* _YOUR TASK_: Each line of the data below that contains "this" must be copied.

[Start of Attachment]

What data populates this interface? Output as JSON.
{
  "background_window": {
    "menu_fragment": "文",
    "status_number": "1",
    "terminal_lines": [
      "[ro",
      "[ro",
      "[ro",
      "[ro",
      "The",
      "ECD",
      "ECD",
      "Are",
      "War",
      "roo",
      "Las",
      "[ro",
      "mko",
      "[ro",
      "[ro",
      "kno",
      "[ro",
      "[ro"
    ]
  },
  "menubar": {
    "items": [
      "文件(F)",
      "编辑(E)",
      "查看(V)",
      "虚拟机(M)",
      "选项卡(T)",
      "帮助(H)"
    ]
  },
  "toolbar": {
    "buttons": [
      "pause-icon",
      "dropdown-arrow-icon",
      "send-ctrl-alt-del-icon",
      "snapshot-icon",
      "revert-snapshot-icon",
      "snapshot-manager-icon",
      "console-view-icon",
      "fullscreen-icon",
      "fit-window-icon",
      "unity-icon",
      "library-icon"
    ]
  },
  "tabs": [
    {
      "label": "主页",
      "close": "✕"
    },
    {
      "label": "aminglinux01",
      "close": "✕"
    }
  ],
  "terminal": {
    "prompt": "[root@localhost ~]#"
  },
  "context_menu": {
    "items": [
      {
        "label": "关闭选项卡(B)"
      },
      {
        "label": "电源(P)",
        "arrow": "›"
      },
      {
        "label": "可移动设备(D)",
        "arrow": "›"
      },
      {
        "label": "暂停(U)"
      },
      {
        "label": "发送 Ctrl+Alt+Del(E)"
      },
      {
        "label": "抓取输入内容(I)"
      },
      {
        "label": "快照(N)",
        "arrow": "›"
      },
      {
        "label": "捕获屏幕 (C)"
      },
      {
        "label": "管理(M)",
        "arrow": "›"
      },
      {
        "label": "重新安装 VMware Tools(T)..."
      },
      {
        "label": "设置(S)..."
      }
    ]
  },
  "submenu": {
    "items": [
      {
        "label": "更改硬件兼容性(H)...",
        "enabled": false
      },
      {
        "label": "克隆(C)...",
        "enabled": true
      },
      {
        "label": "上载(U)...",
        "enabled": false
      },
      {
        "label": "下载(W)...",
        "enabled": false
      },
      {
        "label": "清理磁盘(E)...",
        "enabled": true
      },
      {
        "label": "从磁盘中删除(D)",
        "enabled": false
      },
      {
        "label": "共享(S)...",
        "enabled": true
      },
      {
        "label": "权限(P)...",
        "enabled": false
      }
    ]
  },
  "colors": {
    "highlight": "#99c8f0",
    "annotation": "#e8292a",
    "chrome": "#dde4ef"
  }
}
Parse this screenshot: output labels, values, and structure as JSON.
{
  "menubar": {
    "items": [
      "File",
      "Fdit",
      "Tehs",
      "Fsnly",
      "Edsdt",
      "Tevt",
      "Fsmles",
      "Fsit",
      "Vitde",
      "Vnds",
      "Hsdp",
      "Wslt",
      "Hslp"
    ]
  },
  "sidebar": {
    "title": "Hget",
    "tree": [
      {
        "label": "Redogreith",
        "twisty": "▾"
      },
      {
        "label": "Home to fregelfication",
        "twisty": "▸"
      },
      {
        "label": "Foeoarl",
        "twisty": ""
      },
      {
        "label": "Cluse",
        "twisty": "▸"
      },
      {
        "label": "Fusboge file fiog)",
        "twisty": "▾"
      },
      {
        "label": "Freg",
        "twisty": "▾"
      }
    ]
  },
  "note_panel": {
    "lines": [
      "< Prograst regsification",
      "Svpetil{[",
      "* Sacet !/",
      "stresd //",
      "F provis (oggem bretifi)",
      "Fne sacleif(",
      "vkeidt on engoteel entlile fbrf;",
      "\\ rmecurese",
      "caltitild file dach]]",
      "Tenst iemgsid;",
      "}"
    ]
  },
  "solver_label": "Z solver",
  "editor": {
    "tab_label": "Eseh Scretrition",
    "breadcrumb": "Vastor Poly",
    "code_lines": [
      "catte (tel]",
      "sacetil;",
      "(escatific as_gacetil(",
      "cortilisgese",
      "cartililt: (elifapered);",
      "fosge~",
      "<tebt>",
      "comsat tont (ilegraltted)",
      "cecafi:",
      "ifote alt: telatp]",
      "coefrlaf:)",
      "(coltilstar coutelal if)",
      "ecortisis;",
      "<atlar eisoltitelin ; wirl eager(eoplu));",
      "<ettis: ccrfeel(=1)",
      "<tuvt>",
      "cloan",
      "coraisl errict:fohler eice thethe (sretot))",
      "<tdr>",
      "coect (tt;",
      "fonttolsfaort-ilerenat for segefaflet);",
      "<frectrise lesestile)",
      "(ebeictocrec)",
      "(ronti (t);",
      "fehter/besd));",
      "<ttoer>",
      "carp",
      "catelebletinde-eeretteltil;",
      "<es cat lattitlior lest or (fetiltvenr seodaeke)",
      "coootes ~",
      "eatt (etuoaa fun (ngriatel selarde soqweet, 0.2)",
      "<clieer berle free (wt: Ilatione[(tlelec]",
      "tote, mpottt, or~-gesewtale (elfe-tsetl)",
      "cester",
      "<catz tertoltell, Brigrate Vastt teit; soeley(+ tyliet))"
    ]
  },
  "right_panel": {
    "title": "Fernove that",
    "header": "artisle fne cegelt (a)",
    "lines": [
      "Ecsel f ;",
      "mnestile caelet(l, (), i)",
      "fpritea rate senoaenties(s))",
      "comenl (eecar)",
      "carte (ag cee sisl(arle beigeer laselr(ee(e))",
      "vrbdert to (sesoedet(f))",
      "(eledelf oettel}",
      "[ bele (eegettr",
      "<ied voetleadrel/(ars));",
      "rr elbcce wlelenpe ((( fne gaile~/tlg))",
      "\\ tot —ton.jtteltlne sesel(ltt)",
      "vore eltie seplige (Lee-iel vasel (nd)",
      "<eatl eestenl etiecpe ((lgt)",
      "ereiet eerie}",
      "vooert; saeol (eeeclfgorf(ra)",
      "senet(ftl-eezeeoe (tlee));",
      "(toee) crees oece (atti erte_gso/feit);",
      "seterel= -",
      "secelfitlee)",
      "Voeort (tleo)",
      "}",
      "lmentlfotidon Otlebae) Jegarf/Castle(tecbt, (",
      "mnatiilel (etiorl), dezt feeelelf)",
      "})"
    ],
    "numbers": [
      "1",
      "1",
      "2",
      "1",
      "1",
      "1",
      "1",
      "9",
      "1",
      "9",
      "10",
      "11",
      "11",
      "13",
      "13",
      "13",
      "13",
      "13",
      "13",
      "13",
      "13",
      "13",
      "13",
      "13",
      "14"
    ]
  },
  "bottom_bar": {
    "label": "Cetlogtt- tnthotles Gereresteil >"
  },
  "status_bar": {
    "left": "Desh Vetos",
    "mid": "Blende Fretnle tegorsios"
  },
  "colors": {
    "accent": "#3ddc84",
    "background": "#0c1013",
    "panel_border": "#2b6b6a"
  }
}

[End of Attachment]

* _YOUR RESPONSE_:
What data populates this interface? Output as JSON.
Parse this screenshot: output labels, values, and structure as JSON.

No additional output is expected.